[Records contained in a dataset]
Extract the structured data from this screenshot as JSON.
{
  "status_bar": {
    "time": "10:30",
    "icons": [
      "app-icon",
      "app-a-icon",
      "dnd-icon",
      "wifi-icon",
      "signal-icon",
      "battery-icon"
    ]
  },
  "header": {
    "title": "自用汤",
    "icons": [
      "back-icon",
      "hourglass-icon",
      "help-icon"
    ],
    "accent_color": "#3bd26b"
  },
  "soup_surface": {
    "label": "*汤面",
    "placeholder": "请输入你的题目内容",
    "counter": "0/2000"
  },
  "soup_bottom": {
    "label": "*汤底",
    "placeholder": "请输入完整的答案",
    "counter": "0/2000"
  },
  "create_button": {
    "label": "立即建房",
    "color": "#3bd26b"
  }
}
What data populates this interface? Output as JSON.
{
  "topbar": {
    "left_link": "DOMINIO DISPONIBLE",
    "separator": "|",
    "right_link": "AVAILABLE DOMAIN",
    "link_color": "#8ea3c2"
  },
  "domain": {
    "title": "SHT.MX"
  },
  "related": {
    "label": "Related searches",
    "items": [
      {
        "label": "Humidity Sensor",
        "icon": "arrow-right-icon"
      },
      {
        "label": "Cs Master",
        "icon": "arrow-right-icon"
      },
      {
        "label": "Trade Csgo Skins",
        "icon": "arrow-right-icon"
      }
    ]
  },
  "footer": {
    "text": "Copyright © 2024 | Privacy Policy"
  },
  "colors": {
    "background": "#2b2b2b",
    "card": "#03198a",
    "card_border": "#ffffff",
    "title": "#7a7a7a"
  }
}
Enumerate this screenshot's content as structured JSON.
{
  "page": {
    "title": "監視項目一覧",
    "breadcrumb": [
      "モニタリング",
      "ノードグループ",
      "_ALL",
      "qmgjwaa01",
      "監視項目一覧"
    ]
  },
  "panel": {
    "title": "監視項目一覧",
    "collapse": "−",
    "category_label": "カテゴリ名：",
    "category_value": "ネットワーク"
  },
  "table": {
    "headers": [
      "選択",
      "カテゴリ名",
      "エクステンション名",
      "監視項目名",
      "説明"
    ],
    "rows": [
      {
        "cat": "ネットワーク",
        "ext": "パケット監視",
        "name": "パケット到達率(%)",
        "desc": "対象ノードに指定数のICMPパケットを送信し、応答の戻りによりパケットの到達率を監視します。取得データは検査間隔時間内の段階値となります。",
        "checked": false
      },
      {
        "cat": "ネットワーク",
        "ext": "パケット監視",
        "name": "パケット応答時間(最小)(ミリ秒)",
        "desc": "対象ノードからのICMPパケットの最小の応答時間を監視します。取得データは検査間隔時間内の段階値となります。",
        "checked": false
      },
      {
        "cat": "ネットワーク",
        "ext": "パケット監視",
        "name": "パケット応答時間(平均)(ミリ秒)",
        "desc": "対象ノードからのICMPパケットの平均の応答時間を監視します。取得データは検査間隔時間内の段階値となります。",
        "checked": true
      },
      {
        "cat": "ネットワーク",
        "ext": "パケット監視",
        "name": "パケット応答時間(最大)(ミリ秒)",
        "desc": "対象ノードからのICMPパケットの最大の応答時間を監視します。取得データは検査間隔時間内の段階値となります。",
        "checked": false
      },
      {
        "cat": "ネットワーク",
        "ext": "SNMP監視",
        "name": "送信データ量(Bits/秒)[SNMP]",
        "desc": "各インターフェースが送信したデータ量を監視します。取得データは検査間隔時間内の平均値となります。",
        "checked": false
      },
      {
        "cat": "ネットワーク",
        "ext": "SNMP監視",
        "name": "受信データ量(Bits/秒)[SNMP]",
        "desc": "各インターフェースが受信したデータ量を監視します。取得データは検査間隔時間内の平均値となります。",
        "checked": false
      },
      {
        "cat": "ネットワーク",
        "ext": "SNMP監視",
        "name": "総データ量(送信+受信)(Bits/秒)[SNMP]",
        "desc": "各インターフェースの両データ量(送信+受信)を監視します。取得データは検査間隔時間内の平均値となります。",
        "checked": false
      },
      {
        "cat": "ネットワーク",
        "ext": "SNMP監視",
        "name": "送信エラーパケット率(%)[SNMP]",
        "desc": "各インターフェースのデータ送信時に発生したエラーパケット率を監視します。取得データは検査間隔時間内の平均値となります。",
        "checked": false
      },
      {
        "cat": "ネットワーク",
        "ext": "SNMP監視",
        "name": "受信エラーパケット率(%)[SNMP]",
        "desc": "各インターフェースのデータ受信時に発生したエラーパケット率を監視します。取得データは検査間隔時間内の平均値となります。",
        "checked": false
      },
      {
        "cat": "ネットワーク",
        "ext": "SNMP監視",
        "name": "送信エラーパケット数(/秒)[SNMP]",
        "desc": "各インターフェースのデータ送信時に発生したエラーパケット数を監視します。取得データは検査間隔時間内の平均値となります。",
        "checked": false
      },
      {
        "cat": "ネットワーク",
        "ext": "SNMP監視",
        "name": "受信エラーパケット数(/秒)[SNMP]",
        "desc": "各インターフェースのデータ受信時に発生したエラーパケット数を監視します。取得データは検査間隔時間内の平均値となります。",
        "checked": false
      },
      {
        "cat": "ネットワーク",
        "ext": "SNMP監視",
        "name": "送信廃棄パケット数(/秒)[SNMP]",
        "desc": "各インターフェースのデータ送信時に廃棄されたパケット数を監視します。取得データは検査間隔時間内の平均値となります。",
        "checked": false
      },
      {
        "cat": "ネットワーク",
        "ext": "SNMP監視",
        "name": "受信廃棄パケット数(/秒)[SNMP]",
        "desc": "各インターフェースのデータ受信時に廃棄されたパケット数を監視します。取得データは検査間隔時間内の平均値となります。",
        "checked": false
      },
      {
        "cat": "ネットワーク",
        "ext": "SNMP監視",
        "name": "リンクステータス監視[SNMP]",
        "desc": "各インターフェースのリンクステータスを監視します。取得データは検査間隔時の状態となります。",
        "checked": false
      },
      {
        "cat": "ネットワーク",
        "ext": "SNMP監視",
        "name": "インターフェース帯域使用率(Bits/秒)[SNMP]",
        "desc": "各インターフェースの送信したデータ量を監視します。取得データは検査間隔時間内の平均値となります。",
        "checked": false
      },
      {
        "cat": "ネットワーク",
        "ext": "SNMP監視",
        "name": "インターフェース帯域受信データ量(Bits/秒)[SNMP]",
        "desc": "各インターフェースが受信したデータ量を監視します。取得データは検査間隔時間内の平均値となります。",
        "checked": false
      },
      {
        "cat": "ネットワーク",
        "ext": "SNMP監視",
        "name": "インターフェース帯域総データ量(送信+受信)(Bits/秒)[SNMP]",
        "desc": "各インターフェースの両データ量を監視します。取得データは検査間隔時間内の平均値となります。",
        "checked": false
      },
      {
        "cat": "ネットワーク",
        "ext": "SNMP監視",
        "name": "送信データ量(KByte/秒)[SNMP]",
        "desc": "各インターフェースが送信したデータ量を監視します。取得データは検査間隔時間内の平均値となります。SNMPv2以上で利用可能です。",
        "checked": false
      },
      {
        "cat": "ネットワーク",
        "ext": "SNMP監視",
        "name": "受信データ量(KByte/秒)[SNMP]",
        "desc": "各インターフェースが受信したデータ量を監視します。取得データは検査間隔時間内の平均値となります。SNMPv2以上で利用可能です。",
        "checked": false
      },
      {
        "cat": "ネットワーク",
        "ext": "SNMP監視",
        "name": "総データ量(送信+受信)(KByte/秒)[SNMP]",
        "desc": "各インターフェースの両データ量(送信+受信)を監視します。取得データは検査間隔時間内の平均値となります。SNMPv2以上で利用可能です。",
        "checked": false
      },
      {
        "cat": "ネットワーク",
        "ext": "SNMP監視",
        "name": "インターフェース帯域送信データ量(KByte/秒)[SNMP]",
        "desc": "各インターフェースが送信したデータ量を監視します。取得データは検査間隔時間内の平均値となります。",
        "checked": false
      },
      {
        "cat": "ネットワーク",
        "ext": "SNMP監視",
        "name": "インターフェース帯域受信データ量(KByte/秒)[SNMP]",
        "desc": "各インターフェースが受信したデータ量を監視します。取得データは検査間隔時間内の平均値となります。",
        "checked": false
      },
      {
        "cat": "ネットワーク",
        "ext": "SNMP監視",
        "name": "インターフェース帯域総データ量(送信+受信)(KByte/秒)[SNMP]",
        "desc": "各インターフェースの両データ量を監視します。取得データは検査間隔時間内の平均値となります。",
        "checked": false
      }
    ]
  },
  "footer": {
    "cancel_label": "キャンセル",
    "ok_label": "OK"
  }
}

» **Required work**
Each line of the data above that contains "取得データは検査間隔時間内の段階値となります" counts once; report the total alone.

» **Expected answer**
4